(Material for this task Opens)
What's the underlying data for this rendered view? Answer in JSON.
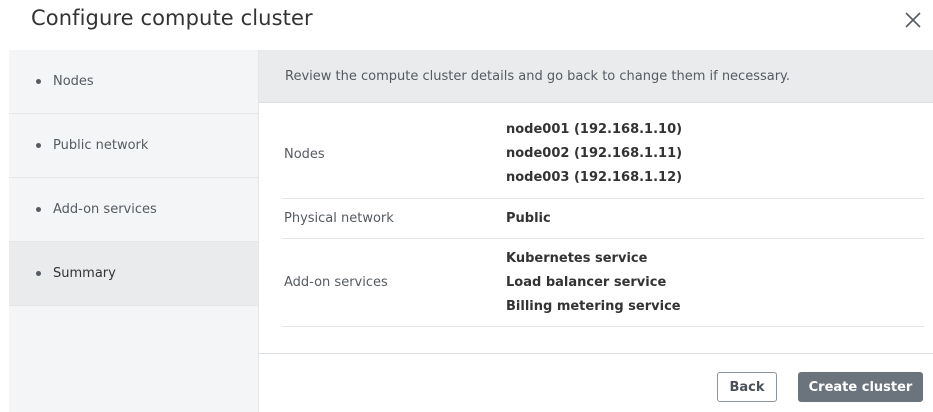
{
  "dialog": {
    "title": "Configure compute cluster",
    "close_icon": "close-icon"
  },
  "sidebar": {
    "items": [
      {
        "label": "Nodes",
        "active": false
      },
      {
        "label": "Public network",
        "active": false
      },
      {
        "label": "Add-on services",
        "active": false
      },
      {
        "label": "Summary",
        "active": true
      }
    ]
  },
  "summary": {
    "banner": "Review the compute cluster details and go back to change them if necessary.",
    "rows": [
      {
        "label": "Nodes",
        "values": [
          "node001 (192.168.1.10)",
          "node002 (192.168.1.11)",
          "node003 (192.168.1.12)"
        ]
      },
      {
        "label": "Physical network",
        "values": [
          "Public"
        ]
      },
      {
        "label": "Add-on services",
        "values": [
          "Kubernetes service",
          "Load balancer service",
          "Billing metering service"
        ]
      }
    ]
  },
  "footer": {
    "back_label": "Back",
    "create_label": "Create cluster"
  },
  "colors": {
    "sidebar_bg": "#f4f5f6",
    "active_bg": "#e9ebed",
    "primary_button": "#6b747c",
    "text": "#333333",
    "muted_text": "#555b61"
  }
}
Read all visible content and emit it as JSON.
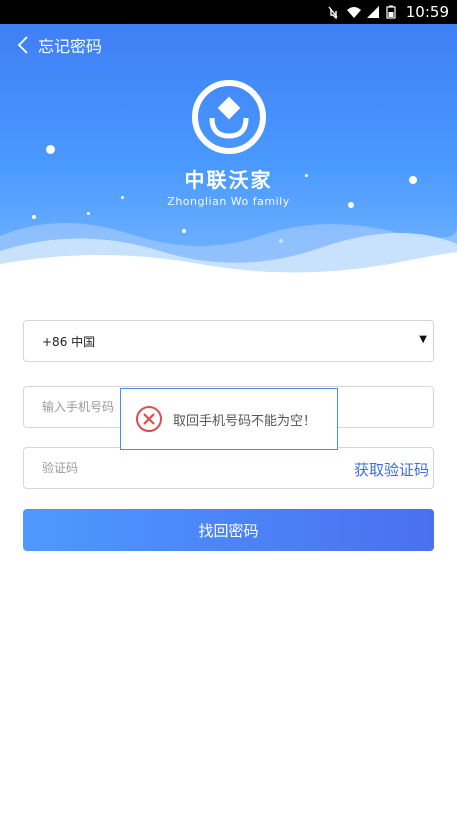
{
  "status_bar": {
    "time": "10:59"
  },
  "nav": {
    "title": "忘记密码"
  },
  "brand": {
    "name": "中联沃家",
    "subtitle": "Zhonglian Wo family"
  },
  "form": {
    "country_value": "+86 中国",
    "phone_placeholder": "输入手机号码",
    "code_placeholder": "验证码",
    "get_code_label": "获取验证码",
    "submit_label": "找回密码"
  },
  "toast": {
    "message": "取回手机号码不能为空！"
  },
  "colors": {
    "accent": "#4a8bf7",
    "link": "#3e6fd8",
    "error": "#e24b4b"
  }
}
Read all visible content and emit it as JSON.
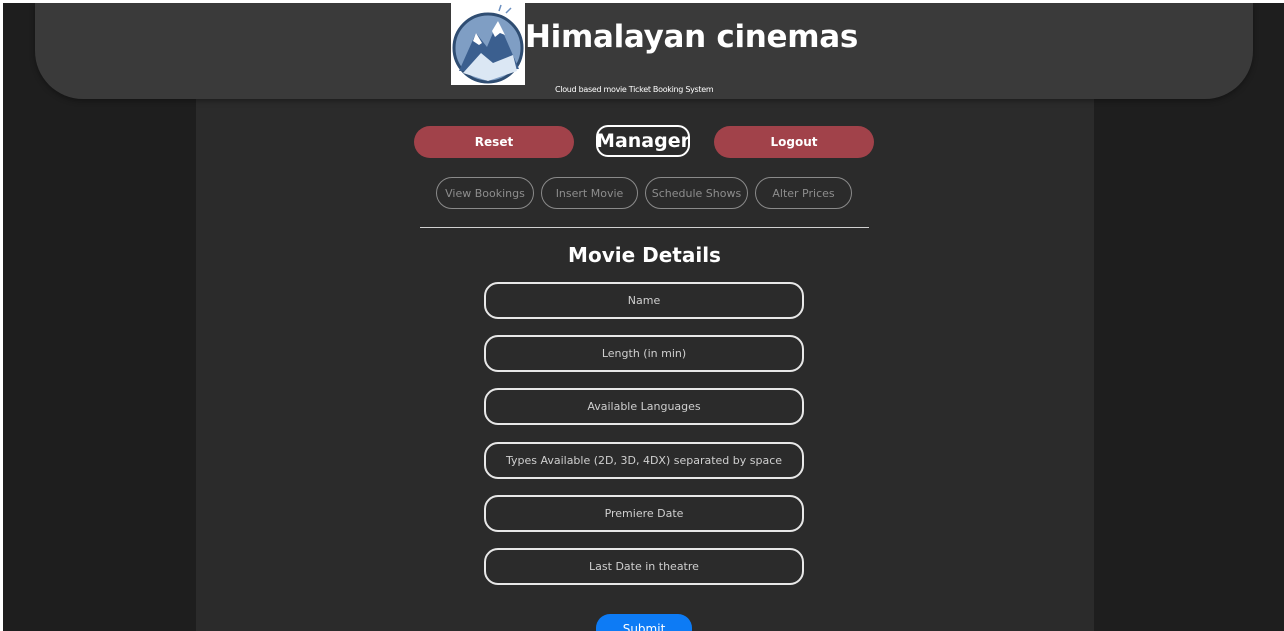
{
  "site": {
    "title": "Himalayan cinemas",
    "subtitle": "Cloud based movie Ticket Booking System",
    "logo_icon": "mountain-logo-icon"
  },
  "actions": {
    "reset_label": "Reset",
    "role_label": "Manager",
    "logout_label": "Logout"
  },
  "nav": {
    "items": [
      {
        "label": "View Bookings"
      },
      {
        "label": "Insert Movie"
      },
      {
        "label": "Schedule Shows"
      },
      {
        "label": "Alter Prices"
      }
    ]
  },
  "form": {
    "title": "Movie Details",
    "fields": [
      {
        "placeholder": "Name",
        "value": ""
      },
      {
        "placeholder": "Length (in min)",
        "value": ""
      },
      {
        "placeholder": "Available Languages",
        "value": ""
      },
      {
        "placeholder": "Types Available (2D, 3D, 4DX) separated by space",
        "value": ""
      },
      {
        "placeholder": "Premiere Date",
        "value": ""
      },
      {
        "placeholder": "Last Date in theatre",
        "value": ""
      }
    ],
    "submit_label": "Submit"
  },
  "colors": {
    "background": "#1e1e1e",
    "panel": "#2b2b2b",
    "header": "#3a3a3a",
    "accent_red": "#a1424a",
    "submit_blue": "#0d7bf5"
  }
}
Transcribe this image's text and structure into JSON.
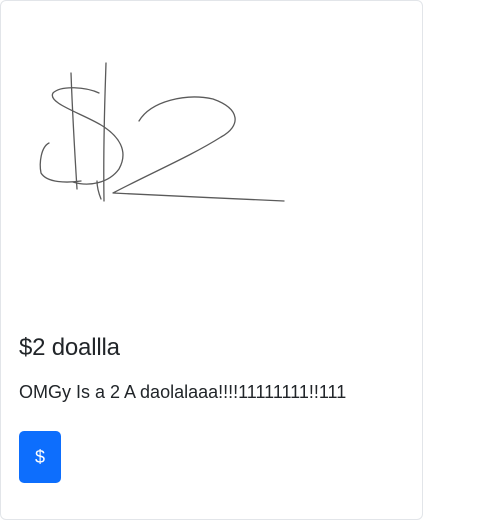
{
  "card": {
    "image_description_icon": "hand-drawn-dollar-sign-2-icon",
    "title": "$2 doallla",
    "text": "OMGy Is a 2 A daolalaaa!!!!11111111!!111",
    "button_label": "$"
  },
  "colors": {
    "button_bg": "#0d6efd",
    "text": "#212529",
    "card_border": "#e2e5e9",
    "sketch_stroke": "#5a5a5a"
  }
}
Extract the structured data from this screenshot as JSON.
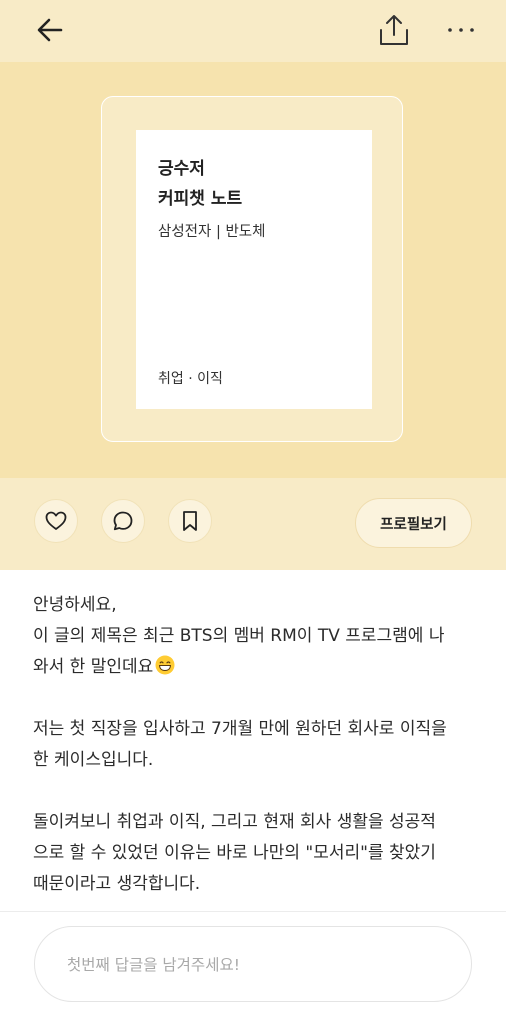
{
  "header": {
    "back_icon": "arrow-left-icon",
    "share_icon": "share-upload-icon",
    "more_icon": "more-horizontal-icon"
  },
  "card": {
    "title_line1": "긍수저",
    "title_line2": "커피챗 노트",
    "subtitle": "삼성전자 | 반도체",
    "category": "취업 · 이직"
  },
  "actions": {
    "like_icon": "heart-icon",
    "comment_icon": "comment-icon",
    "bookmark_icon": "bookmark-icon",
    "profile_label": "프로필보기"
  },
  "article": {
    "p1_line1": "안녕하세요,",
    "p1_line2": "이 글의 제목은 최근 BTS의 멤버 RM이 TV 프로그램에 나",
    "p1_line3": "와서 한 말인데요",
    "emoji": "grinning-face-emoji",
    "p2_line1": "저는 첫 직장을 입사하고 7개월 만에 원하던 회사로 이직을",
    "p2_line2": "한 케이스입니다.",
    "p3_line1": "돌이켜보니 취업과 이직, 그리고 현재 회사 생활을 성공적",
    "p3_line2": "으로 할 수 있었던 이유는 바로 나만의 \"모서리\"를 찾았기",
    "p3_line3": "때문이라고 생각합니다."
  },
  "reply": {
    "placeholder": "첫번째 답글을 남겨주세요!",
    "value": ""
  },
  "colors": {
    "header_bg": "#f8ebc7",
    "hero_bg": "#f6e3ae",
    "frame_bg": "#f8ebc6",
    "button_bg": "#fbf3dd"
  }
}
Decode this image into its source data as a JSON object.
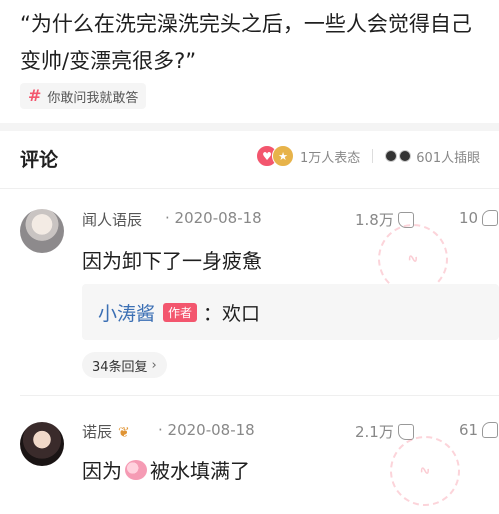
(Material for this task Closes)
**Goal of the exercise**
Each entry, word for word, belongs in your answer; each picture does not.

**Response area**
What's the underlying data for this rendered view? Answer in JSON.
{
  "dialog": {
    "title": "Configure compute cluster",
    "close_icon": "close-icon"
  },
  "sidebar": {
    "items": [
      {
        "label": "Nodes",
        "active": false
      },
      {
        "label": "Public network",
        "active": false
      },
      {
        "label": "Add-on services",
        "active": false
      },
      {
        "label": "Summary",
        "active": true
      }
    ]
  },
  "summary": {
    "banner": "Review the compute cluster details and go back to change them if necessary.",
    "rows": [
      {
        "label": "Nodes",
        "values": [
          "node001 (192.168.1.10)",
          "node002 (192.168.1.11)",
          "node003 (192.168.1.12)"
        ]
      },
      {
        "label": "Physical network",
        "values": [
          "Public"
        ]
      },
      {
        "label": "Add-on services",
        "values": [
          "Kubernetes service",
          "Load balancer service",
          "Billing metering service"
        ]
      }
    ]
  },
  "footer": {
    "back_label": "Back",
    "create_label": "Create cluster"
  },
  "colors": {
    "sidebar_bg": "#f4f5f6",
    "active_bg": "#e9ebed",
    "primary_button": "#6b747c",
    "text": "#333333",
    "muted_text": "#555b61"
  }
}
Read all visible content and emit it as JSON.
{
  "status_bar": {
    "time": "10:59"
  },
  "nav": {
    "title": "忘记密码"
  },
  "brand": {
    "name": "中联沃家",
    "subtitle": "Zhonglian Wo family"
  },
  "form": {
    "country_value": "+86 中国",
    "phone_placeholder": "输入手机号码",
    "code_placeholder": "验证码",
    "get_code_label": "获取验证码",
    "submit_label": "找回密码"
  },
  "toast": {
    "message": "取回手机号码不能为空！"
  },
  "colors": {
    "accent": "#4a8bf7",
    "link": "#3e6fd8",
    "error": "#e24b4b"
  }
}
Read all visible content and emit it as JSON.
{
  "site": {
    "title": "Himalayan cinemas",
    "subtitle": "Cloud based movie Ticket Booking System",
    "logo_icon": "mountain-logo-icon"
  },
  "actions": {
    "reset_label": "Reset",
    "role_label": "Manager",
    "logout_label": "Logout"
  },
  "nav": {
    "items": [
      {
        "label": "View Bookings"
      },
      {
        "label": "Insert Movie"
      },
      {
        "label": "Schedule Shows"
      },
      {
        "label": "Alter Prices"
      }
    ]
  },
  "form": {
    "title": "Movie Details",
    "fields": [
      {
        "placeholder": "Name",
        "value": ""
      },
      {
        "placeholder": "Length (in min)",
        "value": ""
      },
      {
        "placeholder": "Available Languages",
        "value": ""
      },
      {
        "placeholder": "Types Available (2D, 3D, 4DX) separated by space",
        "value": ""
      },
      {
        "placeholder": "Premiere Date",
        "value": ""
      },
      {
        "placeholder": "Last Date in theatre",
        "value": ""
      }
    ],
    "submit_label": "Submit"
  },
  "colors": {
    "background": "#1e1e1e",
    "panel": "#2b2b2b",
    "header": "#3a3a3a",
    "accent_red": "#a1424a",
    "submit_blue": "#0d7bf5"
  }
}
Transcribe this image's text and structure into JSON.
{
  "card": {
    "image_description_icon": "hand-drawn-dollar-sign-2-icon",
    "title": "$2 doallla",
    "text": "OMGy Is a 2 A daolalaaa!!!!11111111!!111",
    "button_label": "$"
  },
  "colors": {
    "button_bg": "#0d6efd",
    "text": "#212529",
    "card_border": "#e2e5e9",
    "sketch_stroke": "#5a5a5a"
  }
}
Extract the structured data from this screenshot as JSON.
{
  "header": {
    "back_icon": "arrow-left-icon",
    "share_icon": "share-upload-icon",
    "more_icon": "more-horizontal-icon"
  },
  "card": {
    "title_line1": "긍수저",
    "title_line2": "커피챗 노트",
    "subtitle": "삼성전자 | 반도체",
    "category": "취업 · 이직"
  },
  "actions": {
    "like_icon": "heart-icon",
    "comment_icon": "comment-icon",
    "bookmark_icon": "bookmark-icon",
    "profile_label": "프로필보기"
  },
  "article": {
    "p1_line1": "안녕하세요,",
    "p1_line2": "이 글의 제목은 최근 BTS의 멤버 RM이 TV 프로그램에 나",
    "p1_line3": "와서 한 말인데요",
    "emoji": "grinning-face-emoji",
    "p2_line1": "저는 첫 직장을 입사하고 7개월 만에 원하던 회사로 이직을",
    "p2_line2": "한 케이스입니다.",
    "p3_line1": "돌이켜보니 취업과 이직, 그리고 현재 회사 생활을 성공적",
    "p3_line2": "으로 할 수 있었던 이유는 바로 나만의 \"모서리\"를 찾았기",
    "p3_line3": "때문이라고 생각합니다."
  },
  "reply": {
    "placeholder": "첫번째 답글을 남겨주세요!",
    "value": ""
  },
  "colors": {
    "header_bg": "#f8ebc7",
    "hero_bg": "#f6e3ae",
    "frame_bg": "#f8ebc6",
    "button_bg": "#fbf3dd"
  }
}
Decode this image into its source data as a JSON object.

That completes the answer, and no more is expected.